# Task goal:
Exactly as written, set down every entry once more.

(Items from an interface collection)
· · ·

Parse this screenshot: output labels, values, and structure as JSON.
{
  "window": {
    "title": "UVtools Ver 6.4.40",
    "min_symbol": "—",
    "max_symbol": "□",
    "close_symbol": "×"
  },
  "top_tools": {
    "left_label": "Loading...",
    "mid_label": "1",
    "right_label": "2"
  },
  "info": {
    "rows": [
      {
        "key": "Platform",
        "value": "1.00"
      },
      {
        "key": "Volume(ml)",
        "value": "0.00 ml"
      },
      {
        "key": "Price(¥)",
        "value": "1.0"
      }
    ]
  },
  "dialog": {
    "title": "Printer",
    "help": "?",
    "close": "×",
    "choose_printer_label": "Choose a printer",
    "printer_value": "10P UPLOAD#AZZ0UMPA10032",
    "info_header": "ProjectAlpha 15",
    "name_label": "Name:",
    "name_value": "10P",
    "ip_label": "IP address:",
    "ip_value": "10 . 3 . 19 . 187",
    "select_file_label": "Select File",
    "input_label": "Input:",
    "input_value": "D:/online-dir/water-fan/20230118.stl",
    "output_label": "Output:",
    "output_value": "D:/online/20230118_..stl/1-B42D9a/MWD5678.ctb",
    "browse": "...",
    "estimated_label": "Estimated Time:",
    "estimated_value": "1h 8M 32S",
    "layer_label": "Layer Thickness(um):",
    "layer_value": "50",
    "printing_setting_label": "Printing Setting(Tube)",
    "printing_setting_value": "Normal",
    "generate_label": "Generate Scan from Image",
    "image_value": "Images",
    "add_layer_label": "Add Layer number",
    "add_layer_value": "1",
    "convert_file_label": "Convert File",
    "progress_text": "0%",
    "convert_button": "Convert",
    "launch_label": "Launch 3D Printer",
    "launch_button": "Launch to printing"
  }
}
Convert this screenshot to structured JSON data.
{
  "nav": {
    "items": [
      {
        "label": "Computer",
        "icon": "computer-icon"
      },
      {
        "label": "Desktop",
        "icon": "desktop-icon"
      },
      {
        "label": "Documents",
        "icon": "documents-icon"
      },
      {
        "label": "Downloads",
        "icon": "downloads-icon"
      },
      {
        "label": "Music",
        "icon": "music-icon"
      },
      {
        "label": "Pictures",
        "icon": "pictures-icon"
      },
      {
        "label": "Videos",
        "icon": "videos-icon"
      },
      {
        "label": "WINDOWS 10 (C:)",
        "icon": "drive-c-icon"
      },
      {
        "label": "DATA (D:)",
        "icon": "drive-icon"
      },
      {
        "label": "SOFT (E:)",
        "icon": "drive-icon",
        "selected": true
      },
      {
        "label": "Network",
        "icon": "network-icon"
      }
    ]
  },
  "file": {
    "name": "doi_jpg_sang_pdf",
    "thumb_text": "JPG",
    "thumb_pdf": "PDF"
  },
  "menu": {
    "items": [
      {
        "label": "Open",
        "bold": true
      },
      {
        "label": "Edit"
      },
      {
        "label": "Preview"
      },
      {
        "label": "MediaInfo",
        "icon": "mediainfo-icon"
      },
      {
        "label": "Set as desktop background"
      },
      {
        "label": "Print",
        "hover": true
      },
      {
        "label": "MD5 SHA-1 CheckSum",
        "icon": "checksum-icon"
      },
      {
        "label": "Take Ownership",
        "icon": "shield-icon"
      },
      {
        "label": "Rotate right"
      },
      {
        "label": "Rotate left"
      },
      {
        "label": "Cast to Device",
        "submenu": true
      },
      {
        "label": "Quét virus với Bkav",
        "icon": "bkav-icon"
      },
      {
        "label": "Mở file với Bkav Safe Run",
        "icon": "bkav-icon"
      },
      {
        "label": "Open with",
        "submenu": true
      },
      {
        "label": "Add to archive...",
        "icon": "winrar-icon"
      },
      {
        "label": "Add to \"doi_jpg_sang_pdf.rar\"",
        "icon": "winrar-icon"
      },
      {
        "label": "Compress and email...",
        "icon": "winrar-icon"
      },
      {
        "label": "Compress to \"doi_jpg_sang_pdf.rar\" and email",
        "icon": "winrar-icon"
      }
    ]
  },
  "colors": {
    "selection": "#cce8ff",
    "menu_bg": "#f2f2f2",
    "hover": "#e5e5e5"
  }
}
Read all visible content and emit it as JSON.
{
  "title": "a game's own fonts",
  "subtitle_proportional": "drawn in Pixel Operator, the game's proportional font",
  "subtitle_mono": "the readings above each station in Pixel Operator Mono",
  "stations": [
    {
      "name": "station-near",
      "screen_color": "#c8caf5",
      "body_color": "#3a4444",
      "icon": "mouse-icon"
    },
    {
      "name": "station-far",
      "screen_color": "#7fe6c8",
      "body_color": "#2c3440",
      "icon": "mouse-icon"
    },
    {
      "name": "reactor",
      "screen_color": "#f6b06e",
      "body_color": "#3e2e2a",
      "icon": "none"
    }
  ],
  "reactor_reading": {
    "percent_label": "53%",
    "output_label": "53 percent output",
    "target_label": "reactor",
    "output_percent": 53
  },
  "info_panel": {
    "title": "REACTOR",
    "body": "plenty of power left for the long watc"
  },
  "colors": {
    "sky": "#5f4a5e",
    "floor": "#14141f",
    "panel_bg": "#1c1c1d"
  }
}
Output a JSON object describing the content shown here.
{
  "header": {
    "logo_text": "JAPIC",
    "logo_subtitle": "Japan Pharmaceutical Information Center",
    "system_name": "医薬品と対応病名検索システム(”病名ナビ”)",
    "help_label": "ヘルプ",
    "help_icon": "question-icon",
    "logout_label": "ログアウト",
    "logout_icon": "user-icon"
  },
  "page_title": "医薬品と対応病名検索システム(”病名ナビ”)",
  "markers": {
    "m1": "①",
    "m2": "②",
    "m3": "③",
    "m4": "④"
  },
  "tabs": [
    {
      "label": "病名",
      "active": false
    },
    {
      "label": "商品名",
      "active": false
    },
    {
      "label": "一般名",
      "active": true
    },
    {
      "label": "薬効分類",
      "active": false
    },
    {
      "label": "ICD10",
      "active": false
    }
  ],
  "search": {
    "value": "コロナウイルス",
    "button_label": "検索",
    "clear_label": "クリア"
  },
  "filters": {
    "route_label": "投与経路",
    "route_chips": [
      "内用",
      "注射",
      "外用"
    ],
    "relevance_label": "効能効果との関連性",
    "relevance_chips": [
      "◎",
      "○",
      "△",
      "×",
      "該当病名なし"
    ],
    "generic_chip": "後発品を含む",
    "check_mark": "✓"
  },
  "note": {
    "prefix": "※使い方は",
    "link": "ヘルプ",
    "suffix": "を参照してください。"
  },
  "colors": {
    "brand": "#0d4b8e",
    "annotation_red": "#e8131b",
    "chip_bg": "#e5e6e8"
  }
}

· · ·

# Answer to the problem:
Parse this screenshot: output labels, values, and structure as JSON.
{
  "window": {
    "title": "UVtools Ver 6.4.40",
    "min_symbol": "—",
    "max_symbol": "□",
    "close_symbol": "×"
  },
  "top_tools": {
    "left_label": "Loading...",
    "mid_label": "1",
    "right_label": "2"
  },
  "info": {
    "rows": [
      {
        "key": "Platform",
        "value": "1.00"
      },
      {
        "key": "Volume(ml)",
        "value": "0.00 ml"
      },
      {
        "key": "Price(¥)",
        "value": "1.0"
      }
    ]
  },
  "dialog": {
    "title": "Printer",
    "help": "?",
    "close": "×",
    "choose_printer_label": "Choose a printer",
    "printer_value": "10P UPLOAD#AZZ0UMPA10032",
    "info_header": "ProjectAlpha 15",
    "name_label": "Name:",
    "name_value": "10P",
    "ip_label": "IP address:",
    "ip_value": "10 . 3 . 19 . 187",
    "select_file_label": "Select File",
    "input_label": "Input:",
    "input_value": "D:/online-dir/water-fan/20230118.stl",
    "output_label": "Output:",
    "output_value": "D:/online/20230118_..stl/1-B42D9a/MWD5678.ctb",
    "browse": "...",
    "estimated_label": "Estimated Time:",
    "estimated_value": "1h 8M 32S",
    "layer_label": "Layer Thickness(um):",
    "layer_value": "50",
    "printing_setting_label": "Printing Setting(Tube)",
    "printing_setting_value": "Normal",
    "generate_label": "Generate Scan from Image",
    "image_value": "Images",
    "add_layer_label": "Add Layer number",
    "add_layer_value": "1",
    "convert_file_label": "Convert File",
    "progress_text": "0%",
    "convert_button": "Convert",
    "launch_label": "Launch 3D Printer",
    "launch_button": "Launch to printing"
  }
}
Convert this screenshot to structured JSON data.
{
  "nav": {
    "items": [
      {
        "label": "Computer",
        "icon": "computer-icon"
      },
      {
        "label": "Desktop",
        "icon": "desktop-icon"
      },
      {
        "label": "Documents",
        "icon": "documents-icon"
      },
      {
        "label": "Downloads",
        "icon": "downloads-icon"
      },
      {
        "label": "Music",
        "icon": "music-icon"
      },
      {
        "label": "Pictures",
        "icon": "pictures-icon"
      },
      {
        "label": "Videos",
        "icon": "videos-icon"
      },
      {
        "label": "WINDOWS 10 (C:)",
        "icon": "drive-c-icon"
      },
      {
        "label": "DATA (D:)",
        "icon": "drive-icon"
      },
      {
        "label": "SOFT (E:)",
        "icon": "drive-icon",
        "selected": true
      },
      {
        "label": "Network",
        "icon": "network-icon"
      }
    ]
  },
  "file": {
    "name": "doi_jpg_sang_pdf",
    "thumb_text": "JPG",
    "thumb_pdf": "PDF"
  },
  "menu": {
    "items": [
      {
        "label": "Open",
        "bold": true
      },
      {
        "label": "Edit"
      },
      {
        "label": "Preview"
      },
      {
        "label": "MediaInfo",
        "icon": "mediainfo-icon"
      },
      {
        "label": "Set as desktop background"
      },
      {
        "label": "Print",
        "hover": true
      },
      {
        "label": "MD5 SHA-1 CheckSum",
        "icon": "checksum-icon"
      },
      {
        "label": "Take Ownership",
        "icon": "shield-icon"
      },
      {
        "label": "Rotate right"
      },
      {
        "label": "Rotate left"
      },
      {
        "label": "Cast to Device",
        "submenu": true
      },
      {
        "label": "Quét virus với Bkav",
        "icon": "bkav-icon"
      },
      {
        "label": "Mở file với Bkav Safe Run",
        "icon": "bkav-icon"
      },
      {
        "label": "Open with",
        "submenu": true
      },
      {
        "label": "Add to archive...",
        "icon": "winrar-icon"
      },
      {
        "label": "Add to \"doi_jpg_sang_pdf.rar\"",
        "icon": "winrar-icon"
      },
      {
        "label": "Compress and email...",
        "icon": "winrar-icon"
      },
      {
        "label": "Compress to \"doi_jpg_sang_pdf.rar\" and email",
        "icon": "winrar-icon"
      }
    ]
  },
  "colors": {
    "selection": "#cce8ff",
    "menu_bg": "#f2f2f2",
    "hover": "#e5e5e5"
  }
}
Read all visible content and emit it as JSON.
{
  "title": "a game's own fonts",
  "subtitle_proportional": "drawn in Pixel Operator, the game's proportional font",
  "subtitle_mono": "the readings above each station in Pixel Operator Mono",
  "stations": [
    {
      "name": "station-near",
      "screen_color": "#c8caf5",
      "body_color": "#3a4444",
      "icon": "mouse-icon"
    },
    {
      "name": "station-far",
      "screen_color": "#7fe6c8",
      "body_color": "#2c3440",
      "icon": "mouse-icon"
    },
    {
      "name": "reactor",
      "screen_color": "#f6b06e",
      "body_color": "#3e2e2a",
      "icon": "none"
    }
  ],
  "reactor_reading": {
    "percent_label": "53%",
    "output_label": "53 percent output",
    "target_label": "reactor",
    "output_percent": 53
  },
  "info_panel": {
    "title": "REACTOR",
    "body": "plenty of power left for the long watc"
  },
  "colors": {
    "sky": "#5f4a5e",
    "floor": "#14141f",
    "panel_bg": "#1c1c1d"
  }
}
Output a JSON object describing the content shown here.
{
  "header": {
    "logo_text": "JAPIC",
    "logo_subtitle": "Japan Pharmaceutical Information Center",
    "system_name": "医薬品と対応病名検索システム(”病名ナビ”)",
    "help_label": "ヘルプ",
    "help_icon": "question-icon",
    "logout_label": "ログアウト",
    "logout_icon": "user-icon"
  },
  "page_title": "医薬品と対応病名検索システム(”病名ナビ”)",
  "markers": {
    "m1": "①",
    "m2": "②",
    "m3": "③",
    "m4": "④"
  },
  "tabs": [
    {
      "label": "病名",
      "active": false
    },
    {
      "label": "商品名",
      "active": false
    },
    {
      "label": "一般名",
      "active": true
    },
    {
      "label": "薬効分類",
      "active": false
    },
    {
      "label": "ICD10",
      "active": false
    }
  ],
  "search": {
    "value": "コロナウイルス",
    "button_label": "検索",
    "clear_label": "クリア"
  },
  "filters": {
    "route_label": "投与経路",
    "route_chips": [
      "内用",
      "注射",
      "外用"
    ],
    "relevance_label": "効能効果との関連性",
    "relevance_chips": [
      "◎",
      "○",
      "△",
      "×",
      "該当病名なし"
    ],
    "generic_chip": "後発品を含む",
    "check_mark": "✓"
  },
  "note": {
    "prefix": "※使い方は",
    "link": "ヘルプ",
    "suffix": "を参照してください。"
  },
  "colors": {
    "brand": "#0d4b8e",
    "annotation_red": "#e8131b",
    "chip_bg": "#e5e6e8"
  }
}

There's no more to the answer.